Magha is the month when the sun enters Makara-rashi, the zodiac sign of Capricorn, when it begins regaining its earlier vigour and lustre. The nights are yet dark and long but with a brighter sun warmth begins descending on the earth and there burst all around colours and beauty on trees, plants, meadows and mountains in the form of colourful leaves, flowers, chirping of birds and in the songs of streaming rivers and fountains fascinating all to dip not merely into their waters but into the very spirit of the month which love and merriment define.
Thus, Magha is the month of Vasanta – Spring, which the Love-god Kamadeva, also known as Makara-dwaja – one who carries the ‘dwaja’ or flag, of the Makara-month or Magha, presides. Magha is also the month of Makara-Sankranti, when the sun enters the Makara-rashi, a great festival celebrated all over in India in one form or the other, when people take dip into sacred rivers, ponds etc. and worship. Magha is the month around which fall many ritual days of Vaishnavite and Shaivite worship including the Maha-Shivaratri. Magha is the month when nights are dark but brightened by a galaxy of innumerable stars and by the spirit of love and jubilation. Incessant sound of humming bees, forests and gardens echoing with sweet notes of peacocks, cuckoos and other birds, air filled with fragrance of flowers and scents emitting from yajna-rites, and melodies which musical instruments and singers’ throats produce while celebrating a festival or singing a hymn in the course of worship, further define the moth of Magha. Magha is the month when the lover would not let his beloved go leaving him alone, whatever her compulsions.
In miniature tradition the month of Magha has been represented in many ways, but more often as the Ragini Vasanta – melody of Spring, and as Vasantotsava. However, the artist of this folio, and of course the Uniara artist of the earlier series, did not confine his representation to a particular event or occasion. From the starry dark night to the trees and plants in full bloom the phenomenal nature speaks of Vasanta.

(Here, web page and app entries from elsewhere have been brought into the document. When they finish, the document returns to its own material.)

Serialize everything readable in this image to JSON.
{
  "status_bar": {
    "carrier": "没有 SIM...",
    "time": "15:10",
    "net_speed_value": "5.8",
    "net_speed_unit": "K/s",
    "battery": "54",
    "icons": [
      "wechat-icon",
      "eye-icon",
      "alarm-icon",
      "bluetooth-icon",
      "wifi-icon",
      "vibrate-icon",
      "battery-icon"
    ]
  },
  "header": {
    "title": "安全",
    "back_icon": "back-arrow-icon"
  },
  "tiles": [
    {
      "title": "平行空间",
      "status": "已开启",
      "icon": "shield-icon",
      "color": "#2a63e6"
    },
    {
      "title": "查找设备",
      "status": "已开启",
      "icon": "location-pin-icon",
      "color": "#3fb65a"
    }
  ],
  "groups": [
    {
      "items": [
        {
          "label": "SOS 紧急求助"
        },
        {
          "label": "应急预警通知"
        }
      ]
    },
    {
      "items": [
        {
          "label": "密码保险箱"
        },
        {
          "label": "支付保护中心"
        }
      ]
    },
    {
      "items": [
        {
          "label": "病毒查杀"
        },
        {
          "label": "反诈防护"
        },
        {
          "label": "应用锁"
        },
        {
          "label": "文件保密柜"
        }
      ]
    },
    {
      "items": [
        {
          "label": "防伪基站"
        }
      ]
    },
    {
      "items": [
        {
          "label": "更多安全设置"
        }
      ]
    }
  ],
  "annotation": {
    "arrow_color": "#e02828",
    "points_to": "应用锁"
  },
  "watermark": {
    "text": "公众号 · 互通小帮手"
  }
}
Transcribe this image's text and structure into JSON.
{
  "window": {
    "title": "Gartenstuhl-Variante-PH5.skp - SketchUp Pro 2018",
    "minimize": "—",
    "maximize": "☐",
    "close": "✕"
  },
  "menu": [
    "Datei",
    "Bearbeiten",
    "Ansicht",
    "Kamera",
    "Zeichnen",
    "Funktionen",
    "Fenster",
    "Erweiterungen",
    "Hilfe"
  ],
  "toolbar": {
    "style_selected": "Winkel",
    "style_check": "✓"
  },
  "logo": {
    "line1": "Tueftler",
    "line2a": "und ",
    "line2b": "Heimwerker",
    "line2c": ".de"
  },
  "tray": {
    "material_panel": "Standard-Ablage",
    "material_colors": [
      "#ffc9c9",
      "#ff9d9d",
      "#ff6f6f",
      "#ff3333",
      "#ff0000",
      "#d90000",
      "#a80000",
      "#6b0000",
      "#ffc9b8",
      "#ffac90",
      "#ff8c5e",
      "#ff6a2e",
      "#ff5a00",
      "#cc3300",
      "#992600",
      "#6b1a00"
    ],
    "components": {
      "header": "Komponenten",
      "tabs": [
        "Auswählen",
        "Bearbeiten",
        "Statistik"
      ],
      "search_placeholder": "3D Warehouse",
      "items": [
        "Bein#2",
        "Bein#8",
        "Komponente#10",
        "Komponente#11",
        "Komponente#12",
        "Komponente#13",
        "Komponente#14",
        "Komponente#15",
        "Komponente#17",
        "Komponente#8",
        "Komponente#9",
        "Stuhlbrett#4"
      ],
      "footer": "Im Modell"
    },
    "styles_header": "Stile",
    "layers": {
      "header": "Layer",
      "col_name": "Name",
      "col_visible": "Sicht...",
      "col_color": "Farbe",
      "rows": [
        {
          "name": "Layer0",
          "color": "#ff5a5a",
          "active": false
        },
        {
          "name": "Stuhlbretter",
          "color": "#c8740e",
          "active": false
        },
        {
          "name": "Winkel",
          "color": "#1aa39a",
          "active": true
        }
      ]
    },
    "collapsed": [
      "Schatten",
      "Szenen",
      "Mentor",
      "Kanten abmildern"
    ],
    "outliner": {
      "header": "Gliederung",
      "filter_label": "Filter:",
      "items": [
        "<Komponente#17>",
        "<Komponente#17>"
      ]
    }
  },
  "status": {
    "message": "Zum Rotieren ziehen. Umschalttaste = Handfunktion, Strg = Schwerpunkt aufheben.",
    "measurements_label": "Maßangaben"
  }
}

Light suspending from high poles, temples and palaces painted and beautified, maidens gathered around the pond for a bath, some of them bathing, others putting their clothes on, and a senior damsel narrative to some of them the significance of Makara-sankranti, the events of worshipping Shiva-linga and the image of Lord Vishnu, and the royal personage, the prince or the hero, in the pavilion above, persuading his reluctant beloved not to leave and unite with him in love, all speak of the month of Magha, and of various occasions that the month of Magha comprises.
This description by Prof. P.C. Jain and Dr. Daljeet. Prof. Jain specializes on the aesthetics of literature and is the author of numerous books on Indian art and culture. Dr. Daljeet is the curator of the Miniature Painting Gallery, National Museum, New Delhi. They have both collaborated together on a number of books.